I don’t entirely agree with his views of early child development (humans are relational beings from the start), but I do believe Eberwein’s approach is helpful in highlighting a powerful dimension of dreaming energy that becomes activated when watching a movie.  Indeed, I believe this argument can be made even more strongly in relation to attending a live theatrical performance, where the visceral immediacy of the drama comes closer than any other art form to invoking the startling beauty and electric intensity of an actual dream.  In a play, the audience and actors share an imaginal space they create and hold together.  Within this space, a story emerges that grows and takes a unique shape according to their dynamic interactions during the performance–the live presence of the actors intensifying the emotional responses of the audience, and the live presence of the audience stimulating the creative talents of the actors.  The best plays are like the best dreams: surprising, decentering, mind-expanding, awe-inspiring, emotionally exhausting, and acutely memorable.  They are unreal, yet realer than real; retreats into fantasy that catapult us into fresh engagement with the world.
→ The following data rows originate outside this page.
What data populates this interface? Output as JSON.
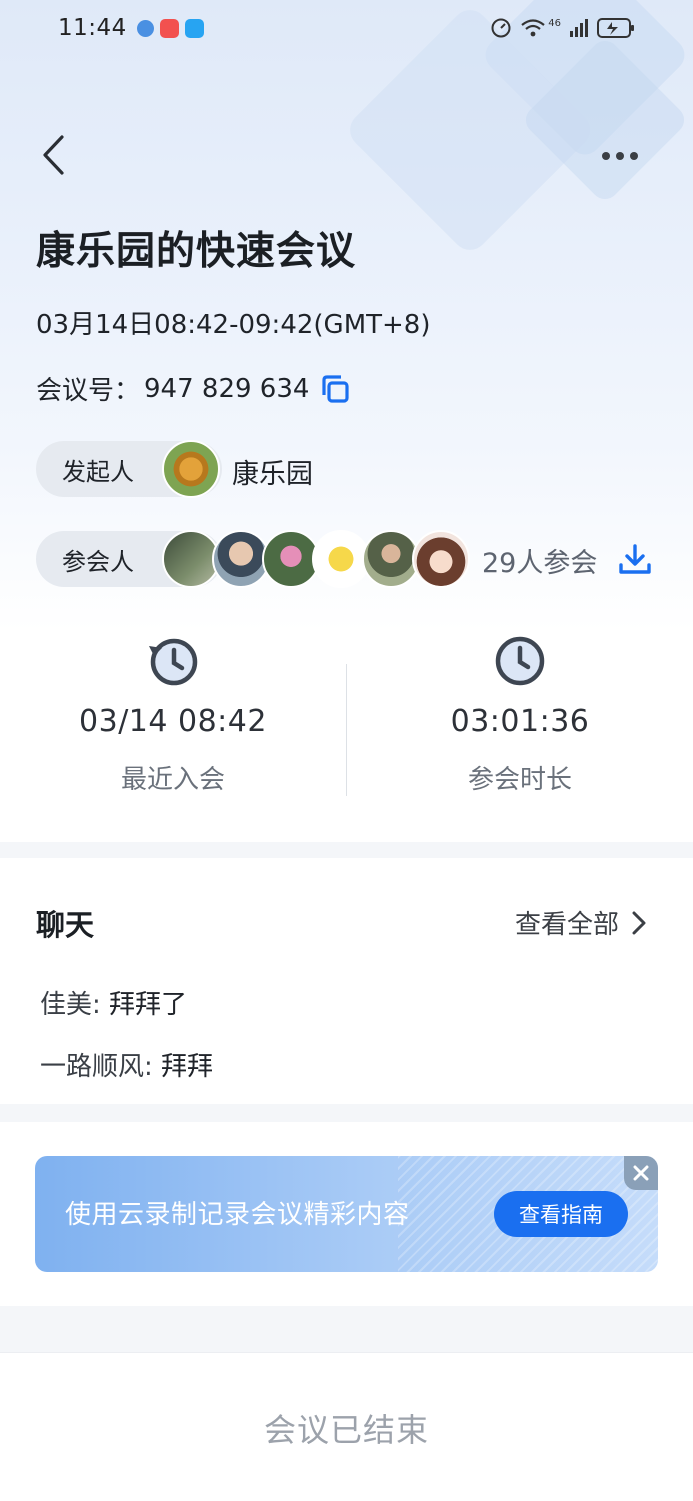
{
  "status_bar": {
    "time": "11:44",
    "network": "46"
  },
  "header": {
    "title": "康乐园的快速会议",
    "datetime": "03月14日08:42-09:42(GMT+8)",
    "meeting_no_label": "会议号：",
    "meeting_no": "947 829 634"
  },
  "host": {
    "label": "发起人",
    "name": "康乐园"
  },
  "attendees": {
    "label": "参会人",
    "count_text": "29人参会"
  },
  "stats": [
    {
      "value": "03/14 08:42",
      "label": "最近入会",
      "icon": "history-clock-icon"
    },
    {
      "value": "03:01:36",
      "label": "参会时长",
      "icon": "clock-icon"
    }
  ],
  "chat": {
    "title": "聊天",
    "view_all": "查看全部",
    "messages": [
      {
        "name": "佳美:",
        "text": "拜拜了"
      },
      {
        "name": "一路顺风:",
        "text": "拜拜"
      }
    ]
  },
  "banner": {
    "text": "使用云录制记录会议精彩内容",
    "button": "查看指南"
  },
  "footer": {
    "status": "会议已结束"
  },
  "colors": {
    "accent": "#1a6ff0",
    "muted_text": "#9ca2ab"
  }
}
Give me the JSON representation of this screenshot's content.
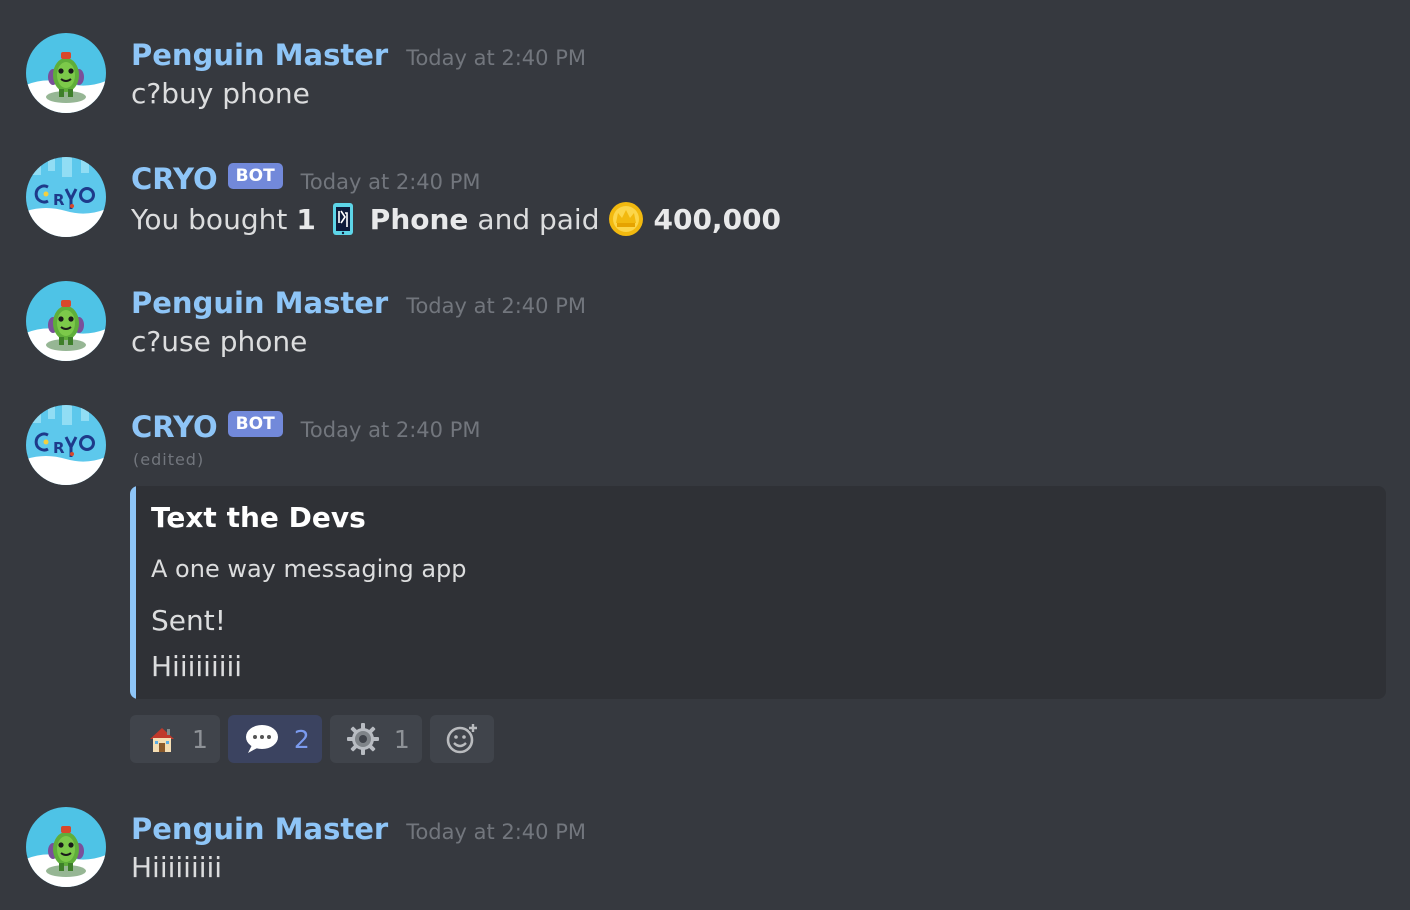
{
  "colors": {
    "background": "#36393f",
    "username": "#8ec5f7",
    "bot_tag": "#7289da",
    "timestamp": "#72767d",
    "embed_bg": "#2f3136",
    "embed_accent": "#8ec5f7",
    "reaction_bg": "#40444b",
    "reaction_active_bg": "#3b4360"
  },
  "messages": [
    {
      "author": "Penguin Master",
      "timestamp": "Today at 2:40 PM",
      "avatar_icon": "cactus-avatar-icon",
      "text": "c?buy phone"
    },
    {
      "author": "CRYO",
      "bot_tag": "BOT",
      "timestamp": "Today at 2:40 PM",
      "avatar_icon": "cryo-logo-avatar-icon",
      "segments": {
        "t1": "You bought",
        "qty": "1",
        "item_icon": "phone-icon",
        "item": "Phone",
        "t2": "and paid",
        "coin_icon": "coin-icon",
        "amount": "400,000"
      }
    },
    {
      "author": "Penguin Master",
      "timestamp": "Today at 2:40 PM",
      "avatar_icon": "cactus-avatar-icon",
      "text": "c?use phone"
    },
    {
      "author": "CRYO",
      "bot_tag": "BOT",
      "timestamp": "Today at 2:40 PM",
      "avatar_icon": "cryo-logo-avatar-icon",
      "edited": "(edited)",
      "embed": {
        "title": "Text the Devs",
        "description": "A one way messaging app",
        "line1": "Sent!",
        "line2": "Hiiiiiiiii"
      },
      "reactions": [
        {
          "icon": "house-icon",
          "count": "1",
          "active": false
        },
        {
          "icon": "speech-bubble-icon",
          "count": "2",
          "active": true
        },
        {
          "icon": "gear-icon",
          "count": "1",
          "active": false
        }
      ],
      "add_reaction_icon": "add-reaction-icon"
    },
    {
      "author": "Penguin Master",
      "timestamp": "Today at 2:40 PM",
      "avatar_icon": "cactus-avatar-icon",
      "text": "Hiiiiiiiii"
    }
  ]
}
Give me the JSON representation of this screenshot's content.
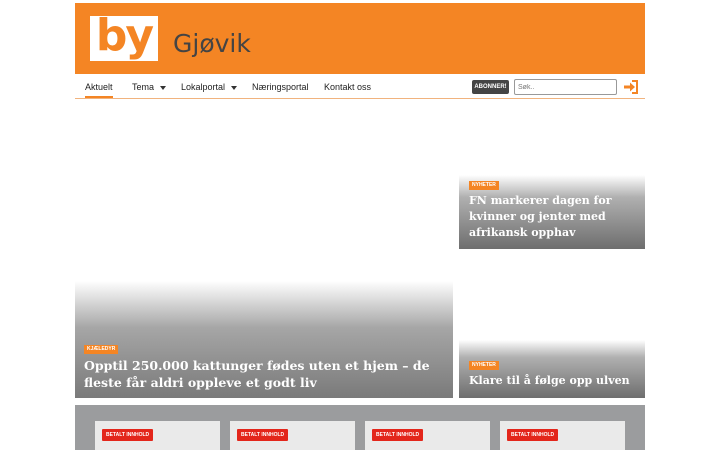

Dreaming and Theater: A Dynamic Connection by Kelly Bulkeley

Last year I joined the board of directors of the Oregon Shakespeare Festival in Ashland, Oregon, where some of the greatest theater on the planet is being created and performed.  From February to November, eleven plays (usually 4-5 by Shakespeare, one big musical, and the rest original commissions for OSF) are presented in three interconnected theaters.  The 2017 season performances began a few weeks ago, and just recently the 2018 season was announced, with favorable attention to OSF’s passionate commitment to presenting plays, both classic and new, that reflect the full range and diversity of the world in which we live today.  I’m very excited to do what I can to support the members of this amazing artistic community as they weave dreams and cast dramaturgical spells that transport audiences into imaginative spheres of beauty, wonder, and fiercely relevant insight.

 

Notes:

I wrote more about the Golitsyno experiences in a chapter titled “Dreaming in Russia, August 1991,” in my 1999 book Visions of the Night (SUNY Press).  My roommate at the conference center, Michael Dupre, wrote about his experiences in a 1992 article titled “Russia. Dreaming. Liberation.” (Dreaming 2(2): 123-134).

The Jung quotes come from the 2010 book Children’s Dreams (Princeton University Press).

The Perls quotes come from the 1970 book Gestalt Therapy Now (Harper).

In a future post I will write in more detail about the work of Robert Bosnak, who organized the “Dreaming in Russia” conference and who has done extensive work connecting dreams and theater, and Janet Sonenberg, who wrote the 2003 book Dreamwork for Actors and who has worked with Bosnak in theatrical contexts.

This essay first appeared in the Huffington Post on April 4, 2017, and has been slightly revised.